The activated reward system triggers the “wanting” impulse
The human reward system consists mainly of brain structures, which lie deep in old parts of our brains, i.e. old in terms of the history of human development. A special emphasis is on a core area, the so-called nucleus accumbens. It is here that nerve cells from the midbrain end, using predominantly the transmission substance dopamine.
In the literature the transmission substance “dopamine” is called “happiness hormone”. This description is certainly incorrect.
Dopamine is, as we have known for a few years, not the transmission substance of happiness, but the transmission substance of pleasurable anticipation or stimulation.
By way of analogy, just as petrol powers a car, so dopamine powers us. Once the petrol has been used up the car will stop. When our dopamine level is too low, we grind to a halt and don’t have any energy for further activities.

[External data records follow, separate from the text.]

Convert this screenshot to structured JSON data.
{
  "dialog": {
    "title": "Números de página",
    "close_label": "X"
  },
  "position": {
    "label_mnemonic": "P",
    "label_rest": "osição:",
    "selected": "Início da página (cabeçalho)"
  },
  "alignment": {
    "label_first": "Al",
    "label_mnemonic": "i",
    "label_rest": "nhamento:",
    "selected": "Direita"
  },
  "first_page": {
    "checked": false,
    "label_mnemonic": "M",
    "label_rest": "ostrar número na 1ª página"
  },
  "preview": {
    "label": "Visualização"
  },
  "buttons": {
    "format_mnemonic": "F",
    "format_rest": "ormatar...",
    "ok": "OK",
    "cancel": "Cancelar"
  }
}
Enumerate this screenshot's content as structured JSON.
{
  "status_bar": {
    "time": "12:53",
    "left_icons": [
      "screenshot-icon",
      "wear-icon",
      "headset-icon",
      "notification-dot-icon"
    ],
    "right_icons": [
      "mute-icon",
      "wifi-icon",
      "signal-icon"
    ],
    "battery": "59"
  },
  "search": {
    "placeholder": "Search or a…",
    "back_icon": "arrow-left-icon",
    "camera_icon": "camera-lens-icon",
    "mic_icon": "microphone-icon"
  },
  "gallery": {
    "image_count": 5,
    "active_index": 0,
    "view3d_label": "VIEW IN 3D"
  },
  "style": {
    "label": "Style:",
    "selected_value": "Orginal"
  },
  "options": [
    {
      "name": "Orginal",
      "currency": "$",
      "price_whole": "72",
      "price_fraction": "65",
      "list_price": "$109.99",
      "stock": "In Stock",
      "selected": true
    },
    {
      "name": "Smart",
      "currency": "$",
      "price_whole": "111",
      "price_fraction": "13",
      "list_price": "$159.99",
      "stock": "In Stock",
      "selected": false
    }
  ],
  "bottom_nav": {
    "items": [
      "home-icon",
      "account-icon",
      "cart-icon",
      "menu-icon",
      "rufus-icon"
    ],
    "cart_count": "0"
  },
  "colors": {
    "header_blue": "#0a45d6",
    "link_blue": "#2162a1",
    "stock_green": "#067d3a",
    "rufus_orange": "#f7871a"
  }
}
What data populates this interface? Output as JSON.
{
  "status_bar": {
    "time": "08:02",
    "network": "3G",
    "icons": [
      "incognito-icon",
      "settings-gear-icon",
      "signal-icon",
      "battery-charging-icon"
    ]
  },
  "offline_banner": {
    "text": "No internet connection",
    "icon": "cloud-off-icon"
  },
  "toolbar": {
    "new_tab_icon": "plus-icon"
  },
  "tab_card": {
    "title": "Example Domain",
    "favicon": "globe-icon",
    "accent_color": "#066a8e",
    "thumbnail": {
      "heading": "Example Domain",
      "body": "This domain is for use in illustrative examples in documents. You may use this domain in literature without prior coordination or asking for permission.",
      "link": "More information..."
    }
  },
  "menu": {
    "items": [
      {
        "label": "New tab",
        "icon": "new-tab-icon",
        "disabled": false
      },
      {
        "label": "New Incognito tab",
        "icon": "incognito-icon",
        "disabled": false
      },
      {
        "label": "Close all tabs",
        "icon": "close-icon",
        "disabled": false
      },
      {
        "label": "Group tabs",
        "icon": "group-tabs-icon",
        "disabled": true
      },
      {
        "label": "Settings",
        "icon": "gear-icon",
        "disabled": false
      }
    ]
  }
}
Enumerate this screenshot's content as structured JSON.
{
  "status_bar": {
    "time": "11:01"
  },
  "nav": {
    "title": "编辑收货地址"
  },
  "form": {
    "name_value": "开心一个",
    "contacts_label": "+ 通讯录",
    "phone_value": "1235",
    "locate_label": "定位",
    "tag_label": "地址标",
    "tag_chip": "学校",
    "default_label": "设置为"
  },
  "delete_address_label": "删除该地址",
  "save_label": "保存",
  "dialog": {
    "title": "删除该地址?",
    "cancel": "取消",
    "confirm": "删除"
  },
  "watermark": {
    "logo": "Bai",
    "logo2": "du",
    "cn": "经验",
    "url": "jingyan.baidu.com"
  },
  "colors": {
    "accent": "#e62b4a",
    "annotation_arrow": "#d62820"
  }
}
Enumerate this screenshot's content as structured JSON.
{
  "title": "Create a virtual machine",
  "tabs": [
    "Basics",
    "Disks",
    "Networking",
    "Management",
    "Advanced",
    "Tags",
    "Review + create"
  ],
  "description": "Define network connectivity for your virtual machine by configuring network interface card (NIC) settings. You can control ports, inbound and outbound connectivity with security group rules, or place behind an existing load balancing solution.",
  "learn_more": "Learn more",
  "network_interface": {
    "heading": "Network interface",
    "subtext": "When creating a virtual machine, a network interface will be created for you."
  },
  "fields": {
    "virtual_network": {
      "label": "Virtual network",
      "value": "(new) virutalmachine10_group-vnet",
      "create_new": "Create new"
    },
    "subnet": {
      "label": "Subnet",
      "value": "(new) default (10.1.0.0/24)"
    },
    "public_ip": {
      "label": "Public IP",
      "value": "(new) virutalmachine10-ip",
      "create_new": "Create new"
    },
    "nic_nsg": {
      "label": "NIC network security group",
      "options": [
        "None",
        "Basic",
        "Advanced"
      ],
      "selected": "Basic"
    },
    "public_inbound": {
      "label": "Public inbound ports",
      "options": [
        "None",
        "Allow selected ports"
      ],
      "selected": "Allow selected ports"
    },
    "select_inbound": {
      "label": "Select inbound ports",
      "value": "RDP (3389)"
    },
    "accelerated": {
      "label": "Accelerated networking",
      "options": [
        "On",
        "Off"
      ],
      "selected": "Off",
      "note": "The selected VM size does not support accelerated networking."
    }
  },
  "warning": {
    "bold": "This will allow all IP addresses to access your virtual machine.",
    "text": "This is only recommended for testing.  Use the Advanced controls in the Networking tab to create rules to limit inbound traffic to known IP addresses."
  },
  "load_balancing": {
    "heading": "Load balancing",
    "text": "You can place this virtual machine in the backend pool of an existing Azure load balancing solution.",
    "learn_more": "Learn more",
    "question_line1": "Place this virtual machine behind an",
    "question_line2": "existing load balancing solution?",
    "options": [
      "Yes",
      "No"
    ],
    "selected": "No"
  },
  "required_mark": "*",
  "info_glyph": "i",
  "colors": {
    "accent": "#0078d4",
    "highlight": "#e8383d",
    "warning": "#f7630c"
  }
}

But how do we ensure that dopamine is produced in sufficient quantities?
Brain research offers surprisingly simple answers to this question. We need to activate the reward system in our brain. In order to do so, we need to anticipate a reward. The anticipation of a reward triggers the discharge of dopamine and we are stimulated (motivated) to reach that aim i.e. the reward. The crucial question, however, is, what a human decodes as a reward. What represents a reward to one, for example a tandem flight in a paraglider, is a threat to someone else. It is therefore essential to know the personality profile of the person or target group to ensure that the reward will actually be seen as such.
Brand preference – product-preference – purchase decision
Never before were consumers confronted with such product choice as we are today. Almost every product is available with varying degrees of quality, with different brands and at different prices.
From a marketing point of view the important question is, whether or not there is a connection between purchase behavior and the consumer’s personality profile, and whether or not conclusions can be drawn as to which personality type would use what brand and how much money they are willing to spend on a product.
People will, in line with the concept of ‘affect optimization’, seek to buy products which match their motives and therefore are recognized as a reward. Motives are an expression of the personality. What all humans have in common is, that they seek positive experiences and avoid negative ones, but beyond that motives are as different as people and their personalities. This is not at all surprising, because what a person is seeking, is essentially part of their personality.
Since the personality is defined by motives, it can be assumed that purchase decisions depend on the person’s prevailing motives. Brands serve consumers as orientation for their purchase decisions, because they offer – on the level of the implicit system – information about the product’s origin, quality and status. The combination of this information “justifies” the price, which the customer is willing to pay. It can therefore be assumed that consumers will use such products and brands, which correspond to their personality profile.